Skip to main content
eScholarship
Open Access Publications from the University of California

UC Riverside

UC Riverside Previously Published Works bannerUC Riverside

A partial loss-of-function mutation in an Arabidopsis RNA polymerase III subunit leads to pleiotropic defects.

  • Author(s): Johnson, Kaeli CM
  • Yu, Yu
  • Gao, Lei
  • Eng, Ryan C
  • Wasteneys, Geoffrey O
  • Chen, Xuemei
  • Li, Xin
  • et al.
Abstract

Plants employ five DNA-dependent RNA polymerases (Pols) in transcription. One of these polymerases, Pol III, has previously been reported to transcribe 5S rRNA, tRNAs, and a number of small RNAs. However, in-depth functional analysis is complicated by the fact that knockout mutations in Pol subunits are typically lethal. Here, we report the characterization of the first known viable Pol III subunit mutant,nrpc7-1 This mutant was originally isolated from a forward genetic screen designed to identify enhancers of the autoimmune mutantsnc1, which contains a gain-of-function mutation in a nucleotide-binding leucine-rich repeat (NLR) immune receptor-encoding gene. Thenrpc7-1mutation occurs in an intron-exon splice site and results in intron retention in someNRPC7transcripts. There is a global disruption in RNA equilibrium innrpc7-1, exemplified by the altered expression of a number of RNA molecules, some of which are not reported to be transcribed by Pol III. There are developmental defects associated with the mutation, as homozygous mutant plants are dwarf, have stunted roots and siliques, and possess serrated leaves. These defects are possibly due to altered small RNA stability or activity. Additionally, thenrpc7-1mutation confers anNLR-specific alternative splicing defect that correlates with enhanced disease resistance, highlighting the importance of alternative splicing in regulating NLR activity. Altogether, these results reveal novel roles for Pol III in maintaining RNA homeostasis, adjusting the expression of a diverse suite of genes, and indirectly modulating gene splicing. Future analyses using thenrpc7-1mutant will be instrumental in examining other unknown Pol III functions.

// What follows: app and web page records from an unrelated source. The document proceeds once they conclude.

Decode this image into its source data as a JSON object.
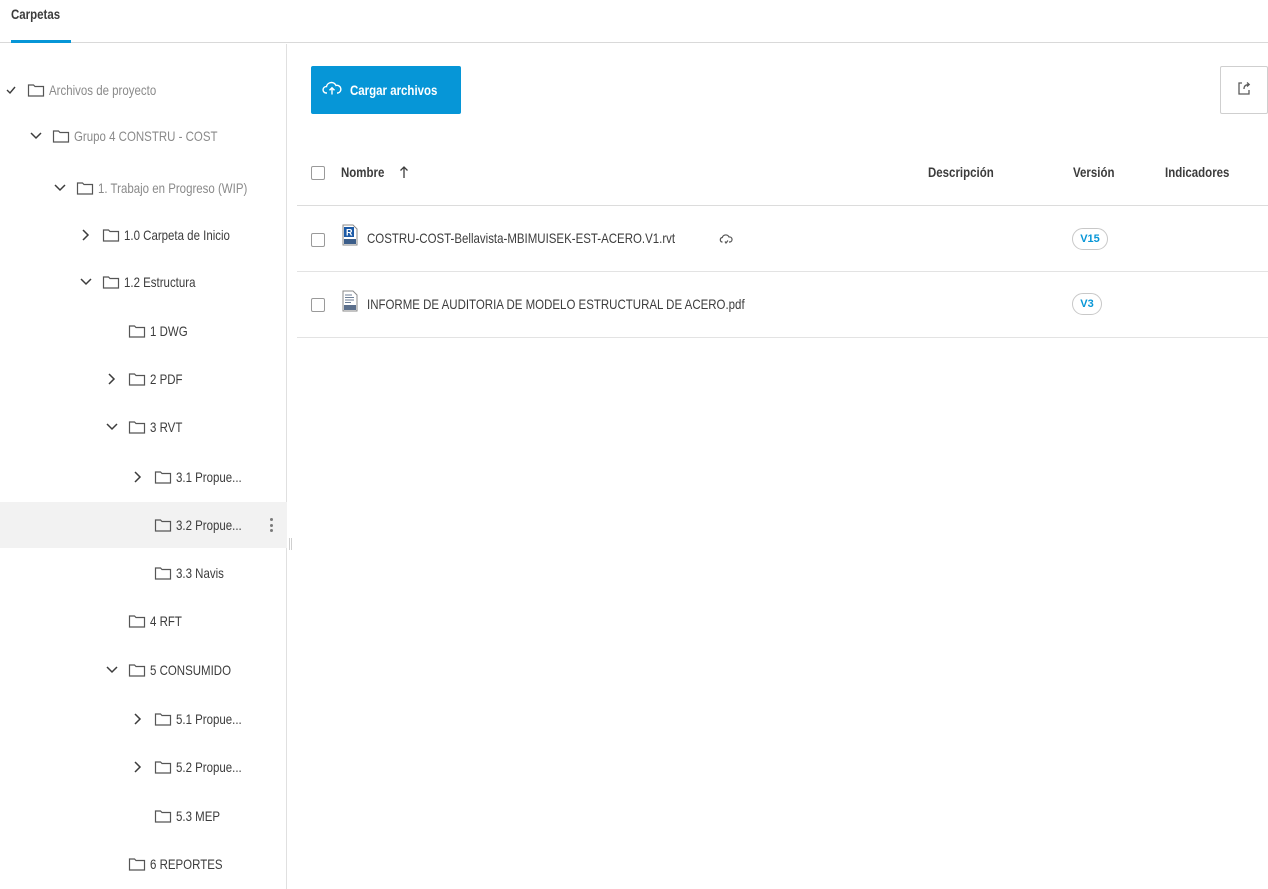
{
  "header": {
    "tab_label": "Carpetas"
  },
  "sidebar": {
    "items": [
      {
        "label": "Archivos de proyecto",
        "chevron": "check",
        "muted": true
      },
      {
        "label": "Grupo 4 CONSTRU - COST",
        "chevron": "down",
        "muted": true
      },
      {
        "label": "1. Trabajo en Progreso (WIP)",
        "chevron": "down",
        "muted": true
      },
      {
        "label": "1.0 Carpeta de Inicio",
        "chevron": "right",
        "muted": false
      },
      {
        "label": "1.2 Estructura",
        "chevron": "down",
        "muted": false
      },
      {
        "label": "1 DWG",
        "chevron": "none",
        "muted": false
      },
      {
        "label": "2 PDF",
        "chevron": "right",
        "muted": false
      },
      {
        "label": "3 RVT",
        "chevron": "down",
        "muted": false
      },
      {
        "label": "3.1 Propue...",
        "chevron": "right",
        "muted": false
      },
      {
        "label": "3.2 Propue...",
        "chevron": "none",
        "muted": false,
        "selected": true
      },
      {
        "label": "3.3 Navis",
        "chevron": "none",
        "muted": false
      },
      {
        "label": "4 RFT",
        "chevron": "none",
        "muted": false
      },
      {
        "label": "5 CONSUMIDO",
        "chevron": "down",
        "muted": false
      },
      {
        "label": "5.1 Propue...",
        "chevron": "right",
        "muted": false
      },
      {
        "label": "5.2 Propue...",
        "chevron": "right",
        "muted": false
      },
      {
        "label": "5.3 MEP",
        "chevron": "none",
        "muted": false
      },
      {
        "label": "6 REPORTES",
        "chevron": "none",
        "muted": false
      }
    ]
  },
  "toolbar": {
    "upload_label": "Cargar archivos"
  },
  "table": {
    "columns": {
      "name": "Nombre",
      "description": "Descripción",
      "version": "Versión",
      "flags": "Indicadores"
    },
    "rows": [
      {
        "name": "COSTRU-COST-Bellavista-MBIMUISEK-EST-ACERO.V1.rvt",
        "version": "V15",
        "type": "rvt-file-icon"
      },
      {
        "name": "INFORME DE AUDITORIA DE MODELO ESTRUCTURAL DE ACERO.pdf",
        "version": "V3",
        "type": "pdf-file-icon"
      }
    ]
  },
  "colors": {
    "accent": "#0696d7",
    "text": "#3c3c3c",
    "muted": "#8a8a8a",
    "selected_row": "#f2f2f2"
  }
}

Many UC-authored scholarly publications are freely available on this site because of the UC's open access policies. Let us know how this access is important for you.

Main Content
Current View